Retired Marine and Evergreen resident Bill Purcell was barely 20 years old when he was thrust into one of the bloodiest conflicts in Vietnam. As a member of a gun squad in the third platoon of Alpha Company in the First Battalion in 1968, Purcell and other Marines battled the North Vietnamese army in the City of Hue.
Purcell tells the story of his platoon’s struggle to take back the ancient imperial capital from the North Vietnamese in an episode of the Military Channel’s “Ultimate Warfare” that aired on Feb. 26.
Purcell and other Marines were heavily outnumbered by thousands of North Vietnamese soldiers lying in wait for them in Hue.
Purcell’s memory was vivid while talking about his experience during an interview with the Canyon Courier.
“We started taking fire in a suburban sector of Hue,” he said.
After a while, Marine tanks came by as Purcell’s outfit was heading north on Route 1, and he got a ride on one of them.
“Soon as the first tank crossed the bridge, all hell broke loose,” Purcell said. “There we were in the middle of that hailstorm.”
“Word came to bail out, and we headed out and took the wounded.”
As Purcell and his platoon started walking toward the main section of Hue, they followed tank tracks to avoid land mines, encountering repeated attacks from the North Vietnamese.

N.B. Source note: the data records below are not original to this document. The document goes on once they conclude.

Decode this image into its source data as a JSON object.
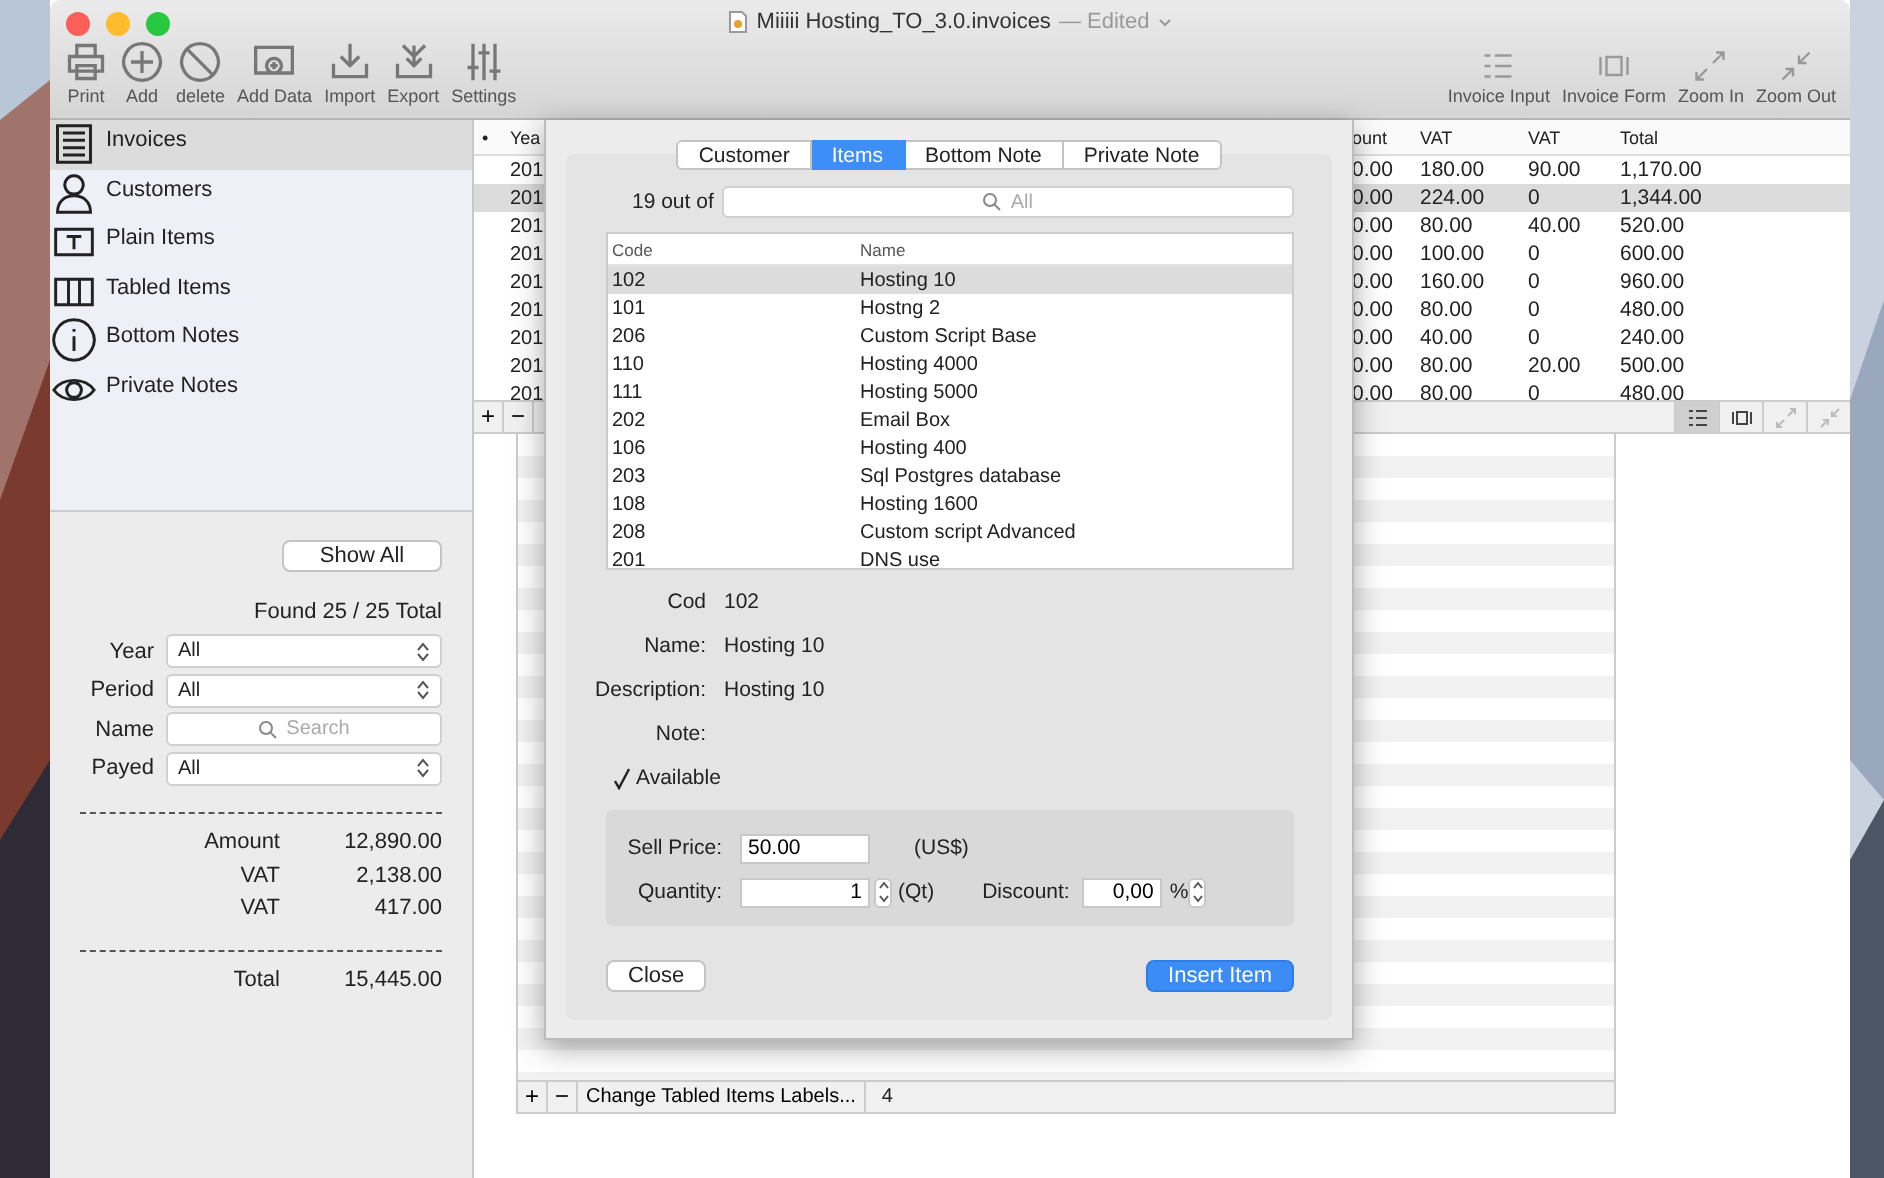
{
  "window": {
    "title": "Miiiii Hosting_TO_3.0.invoices",
    "status": "— Edited"
  },
  "toolbar": {
    "left": [
      {
        "label": "Print"
      },
      {
        "label": "Add"
      },
      {
        "label": "delete"
      },
      {
        "label": "Add Data"
      },
      {
        "label": "Import"
      },
      {
        "label": "Export"
      },
      {
        "label": "Settings"
      }
    ],
    "right": [
      {
        "label": "Invoice Input"
      },
      {
        "label": "Invoice Form"
      },
      {
        "label": "Zoom In"
      },
      {
        "label": "Zoom Out"
      }
    ]
  },
  "sidebar": {
    "items": [
      {
        "label": "Invoices",
        "selected": true
      },
      {
        "label": "Customers",
        "selected": false
      },
      {
        "label": "Plain Items",
        "selected": false
      },
      {
        "label": "Tabled Items",
        "selected": false
      },
      {
        "label": "Bottom Notes",
        "selected": false
      },
      {
        "label": "Private Notes",
        "selected": false
      }
    ]
  },
  "filters": {
    "show_all": "Show All",
    "found": "Found 25 / 25 Total",
    "fields": [
      {
        "label": "Year",
        "kind": "select",
        "value": "All"
      },
      {
        "label": "Period",
        "kind": "select",
        "value": "All"
      },
      {
        "label": "Name",
        "kind": "search",
        "placeholder": "Search"
      },
      {
        "label": "Payed",
        "kind": "select",
        "value": "All"
      }
    ]
  },
  "totals": [
    {
      "label": "Amount",
      "value": "12,890.00"
    },
    {
      "label": "VAT",
      "value": "2,138.00"
    },
    {
      "label": "VAT",
      "value": "417.00"
    }
  ],
  "grand_total": {
    "label": "Total",
    "value": "15,445.00"
  },
  "invoices_table": {
    "sort_marker": "•",
    "columns": [
      "Yea",
      "ount",
      "VAT",
      "VAT",
      "Total"
    ],
    "rows": [
      {
        "cells": [
          "201",
          "0.00",
          "180.00",
          "90.00",
          "1,170.00"
        ],
        "selected": false
      },
      {
        "cells": [
          "201",
          "0.00",
          "224.00",
          "0",
          "1,344.00"
        ],
        "selected": true
      },
      {
        "cells": [
          "201",
          "0.00",
          "80.00",
          "40.00",
          "520.00"
        ],
        "selected": false
      },
      {
        "cells": [
          "201",
          "0.00",
          "100.00",
          "0",
          "600.00"
        ],
        "selected": false
      },
      {
        "cells": [
          "201",
          "0.00",
          "160.00",
          "0",
          "960.00"
        ],
        "selected": false
      },
      {
        "cells": [
          "201",
          "0.00",
          "80.00",
          "0",
          "480.00"
        ],
        "selected": false
      },
      {
        "cells": [
          "201",
          "0.00",
          "40.00",
          "0",
          "240.00"
        ],
        "selected": false
      },
      {
        "cells": [
          "201",
          "0.00",
          "80.00",
          "20.00",
          "500.00"
        ],
        "selected": false
      },
      {
        "cells": [
          "201",
          "0.00",
          "80.00",
          "0",
          "480.00"
        ],
        "selected": false
      }
    ],
    "footer": {
      "add": "+",
      "remove": "−"
    }
  },
  "tabled_items": {
    "footer": {
      "add": "+",
      "remove": "−",
      "labels_button": "Change Tabled Items Labels...",
      "count": "4"
    }
  },
  "dialog": {
    "tabs": [
      {
        "label": "Customer",
        "selected": false
      },
      {
        "label": "Items",
        "selected": true
      },
      {
        "label": "Bottom Note",
        "selected": false
      },
      {
        "label": "Private Note",
        "selected": false
      }
    ],
    "count_label": "19 out of",
    "search_placeholder": "All",
    "columns": [
      "Code",
      "Name"
    ],
    "rows": [
      {
        "code": "102",
        "name": "Hosting 10",
        "selected": true
      },
      {
        "code": "101",
        "name": "Hostng 2",
        "selected": false
      },
      {
        "code": "206",
        "name": "Custom Script Base",
        "selected": false
      },
      {
        "code": "110",
        "name": "Hosting 4000",
        "selected": false
      },
      {
        "code": "111",
        "name": "Hosting 5000",
        "selected": false
      },
      {
        "code": "202",
        "name": "Email Box",
        "selected": false
      },
      {
        "code": "106",
        "name": "Hosting 400",
        "selected": false
      },
      {
        "code": "203",
        "name": "Sql Postgres database",
        "selected": false
      },
      {
        "code": "108",
        "name": "Hosting 1600",
        "selected": false
      },
      {
        "code": "208",
        "name": "Custom script Advanced",
        "selected": false
      },
      {
        "code": "201",
        "name": "DNS use",
        "selected": false
      }
    ],
    "details": [
      {
        "label": "Cod",
        "value": "102"
      },
      {
        "label": "Name:",
        "value": "Hosting 10"
      },
      {
        "label": "Description:",
        "value": "Hosting 10"
      },
      {
        "label": "Note:"
      }
    ],
    "available": {
      "label": "Available",
      "checked": true
    },
    "sell_price": {
      "label": "Sell Price:",
      "value": "50.00",
      "unit": "(US$)"
    },
    "quantity": {
      "label": "Quantity:",
      "value": "1",
      "unit": "(Qt)"
    },
    "discount": {
      "label": "Discount:",
      "value": "0,00",
      "unit": "%"
    },
    "close": "Close",
    "insert": "Insert Item"
  }
}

After receiving an order to charge from the platoon sergeant, Purcell and his buddies continued traveling through a rice paddy, going down on their knees in the deep mud.
“Once we got up there, we spread out around the American compound and took positions along the river,” he said.
“We could hear fighting across the river. A squad of us went over … and held out for a while.”
Purcell said he and other members of his platoon then learned that no other troops could get in to give them support.
While attempting to take back the city building by building, Purcell’s platoon drew heavy enemy fire. Purcell said he fought through a maze of buildings while trying to secure a cathedral.
“All the buildings around it were a nightmare to take,” he said.
As the platoon moved up a commercial street, the GIs were hit by a barrage of mortar fire.
“We all got hit,” he said. “I got hit pretty hard.”
Out of more than 40 Marines in his outfit, only about five of the original platoon were left, he said.
“We lost a lot in that damn fight,” Purcell said.
Purcell suffered serious shrapnel wounds and was transported to Da Nang for treatment. He was later taken to Hawaii for further surgery.
“I’m more or less recovered,” he said.
Because of the extent of his injuries, Purcell said he was placed on the “temporarily retired” list by the Marines.
Purcell decided to go to college, and chose St. John’s University in New York City, where he grew up. He became involved in a banking career, and eventually settled in Evergreen after a corporate transfer to Colorado.
Through the years, Purcell said he has kept in contact with Marine buddies.
“I met, and still know, some great people,” he said.
Contact Sandy Barnes at firstname.lastname@example.org or call 303-350-1042.